Just like the fellowship of the Round Table, our time here with Arthur and his knights must come to an end. We have a lot more to talk about this summer, and I didn’t expect so much to come out of the Arthurian texts. We haven’t even made it to Hardy and Hopkins yet!
But before we go, let’s look at a few Arthurian resources that can help getting through Malory’s running commentary on tournaments. Hey, I love Malory–he’s great–but every so often I felt like I was awkwardly pretending to listen to a guy wearing a Palomides jersey.
The Camelot Project: Want to read more Arthurian lore, then this site is the place for you. The Robins Library has digitized a large amount of texts. You can read quite a bit of Victorian rewritings of the Arthurian story, like the works of Tennyson and Morrison.
List of Arthurian Characters: Having trouble keeping track of all the different knights and ladies and fairies and knaves? Trying to remember whether you’re supposed to hate Gawain or think he’s the best example of chivalry? Then this is the wikipage for you.
“Taliessin Through Logres”: Gone through the Camelot Project and still want more? Over at the Oddest Inkling, there is a guide through Charles Williams’s Arthurian poems.
Sarum Missal: Wonder what liturgy Malory might be imagining whenever he mentions a knight hearing Mass before a long day of chivalric adventure? There were many different local uses when he wrote in the 1400s, but the Use of Salisbury, or Sarum, was one of the most widely spread.
And in case you missed them, here are the posts on Arthurian topics:
Imagine Arthur pulling the sword from the stone. What season is it? Do you see snow? Does a crisp winter light play over the stone? Now be honest…is Arthur wearing a scarf? I apologize for channeling a Disney scene, but bear with me. The legend of Arthur is very seasonal. It’s cold when the sword is pulled from the stone because it’s Christmas. More Arthurian Time
Looking for some reading this Father’s Day? Perhaps you need something that rises above the din of bad Disney fathers or maybe you need some me time before opening up some poorly-wrapped black socks. Hey, we all secretly know we need more socks and that we’ll never buy them for ourselves.
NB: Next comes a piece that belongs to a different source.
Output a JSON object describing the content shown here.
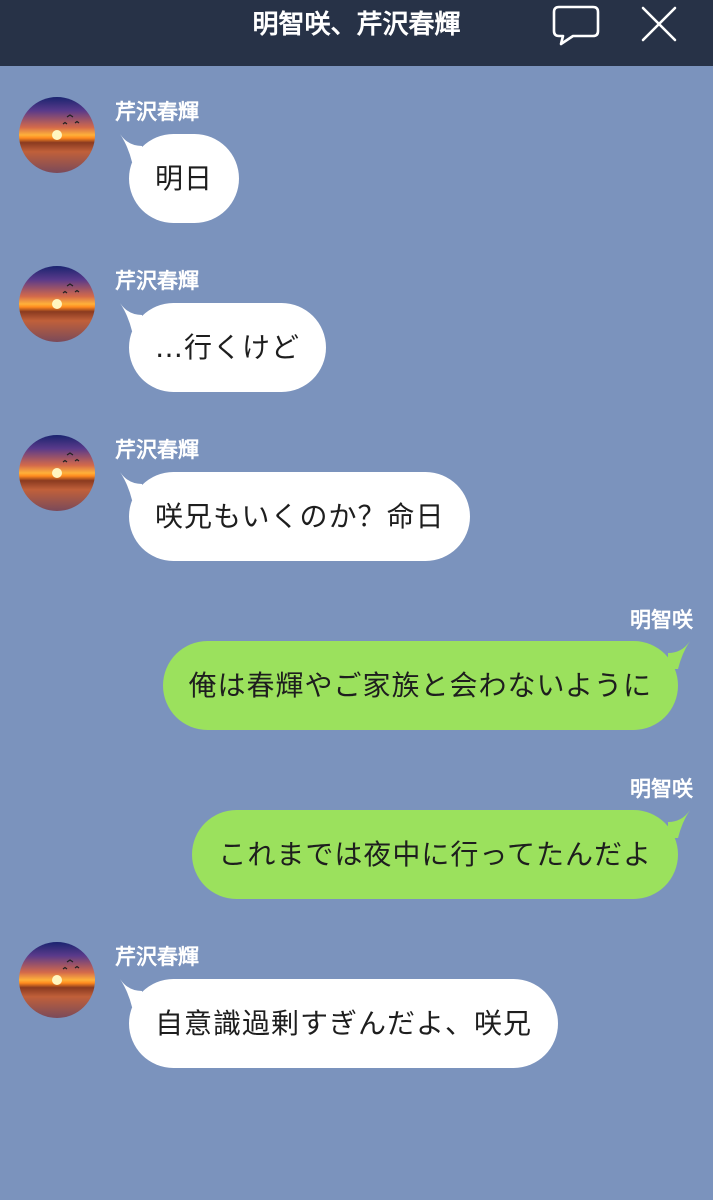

Here you’ll find some properly festive readings and some fatherly knights of the Round Table. More Father’s Day Reading
So the Grail Cycle is supposed to happen around 454 according to Malory. But there are monks from 1098 who are a reform of an order started by a man who was born in 480. Find out why this anachronism not only works but is actually fridge brilliance in this post. More Sir Monday and the Monks of the Round Table
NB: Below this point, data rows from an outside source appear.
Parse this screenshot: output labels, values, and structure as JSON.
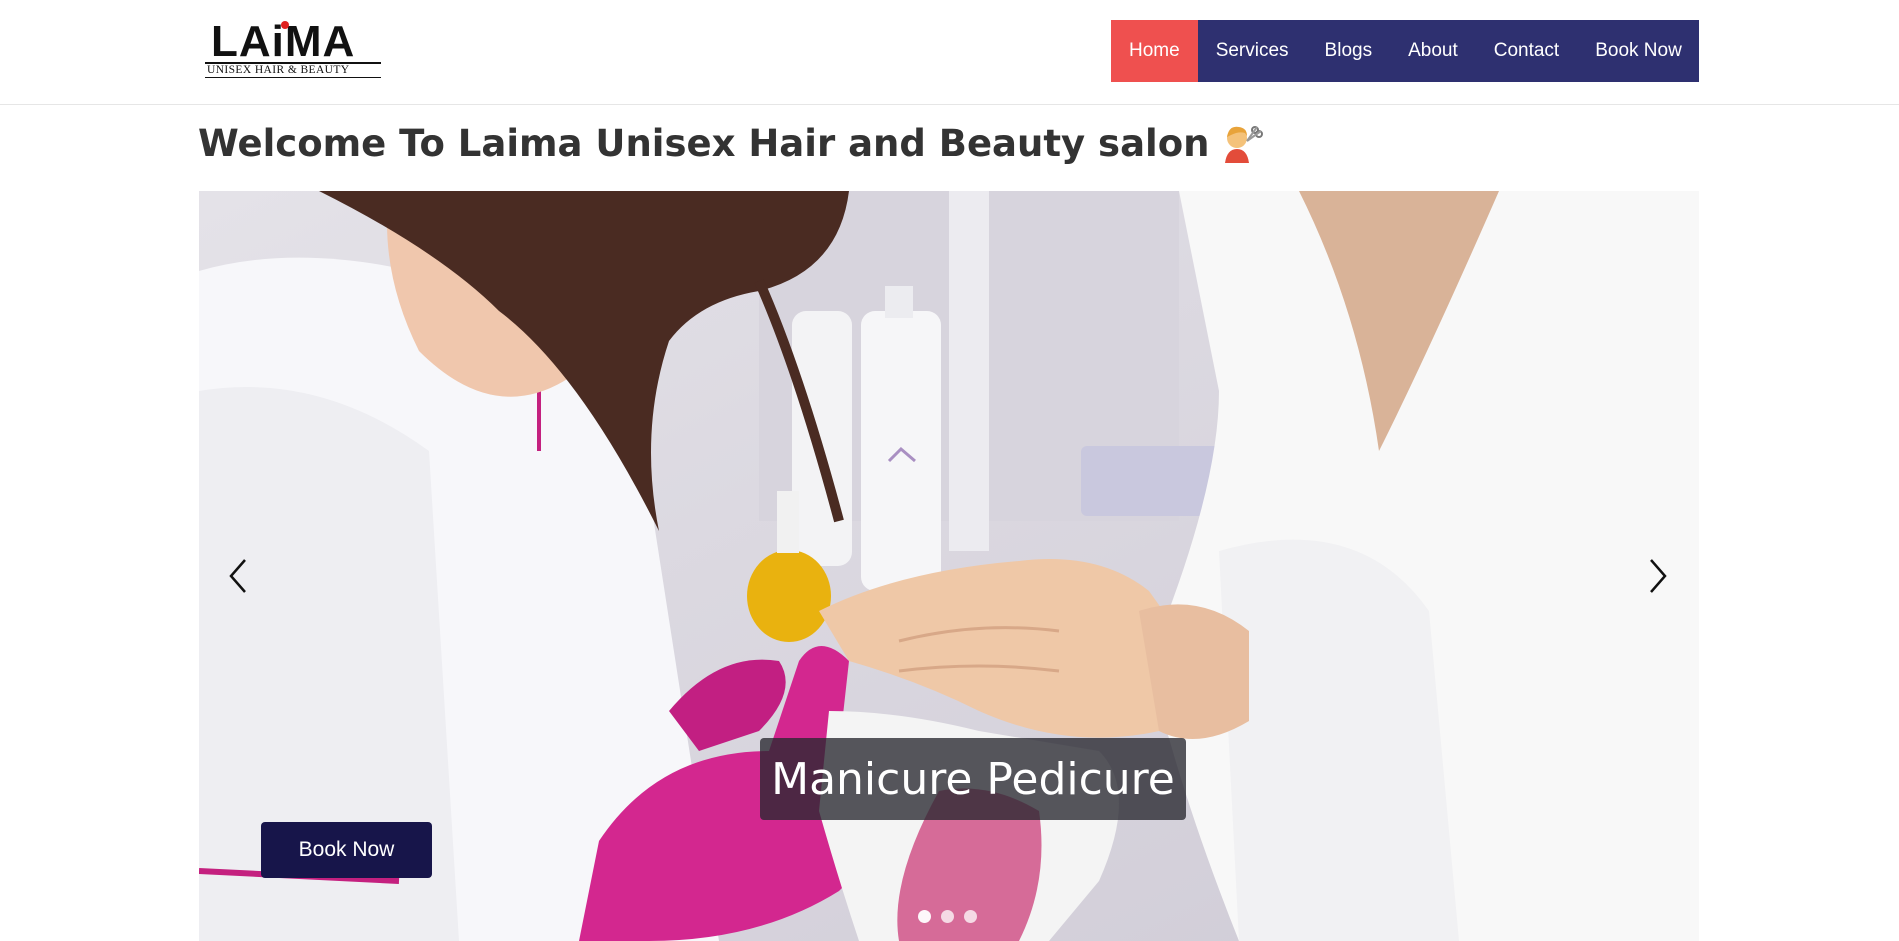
{
  "brand": {
    "logo_text": "LAiMA",
    "logo_subtitle": "UNISEX HAIR & BEAUTY"
  },
  "nav": {
    "items": [
      {
        "label": "Home",
        "active": true
      },
      {
        "label": "Services",
        "active": false
      },
      {
        "label": "Blogs",
        "active": false
      },
      {
        "label": "About",
        "active": false
      },
      {
        "label": "Contact",
        "active": false
      },
      {
        "label": "Book Now",
        "active": false
      }
    ]
  },
  "page": {
    "welcome_title": "Welcome To Laima Unisex Hair and Beauty salon",
    "welcome_icon": "hairdresser-icon"
  },
  "carousel": {
    "caption": "Manicure Pedicure",
    "book_button": "Book Now",
    "prev_icon": "chevron-left-icon",
    "next_icon": "chevron-right-icon",
    "slide_count": 3,
    "active_slide": 1
  },
  "colors": {
    "nav_bg": "#2e3070",
    "nav_active": "#ef504f",
    "book_button": "#17154a",
    "glove_magenta": "#d3278f"
  }
}
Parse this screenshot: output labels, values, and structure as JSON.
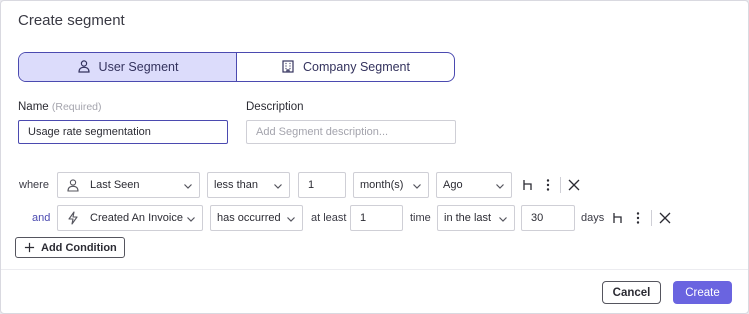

Take a look at Lancelot’s Grail Quest theophany and how it resonates with another legend of the period. In a surprising move, Tennyson retains the Mass of St. Gregory miracle in his version of Arthurian lore. More Lancelot’s Vision of the Trinity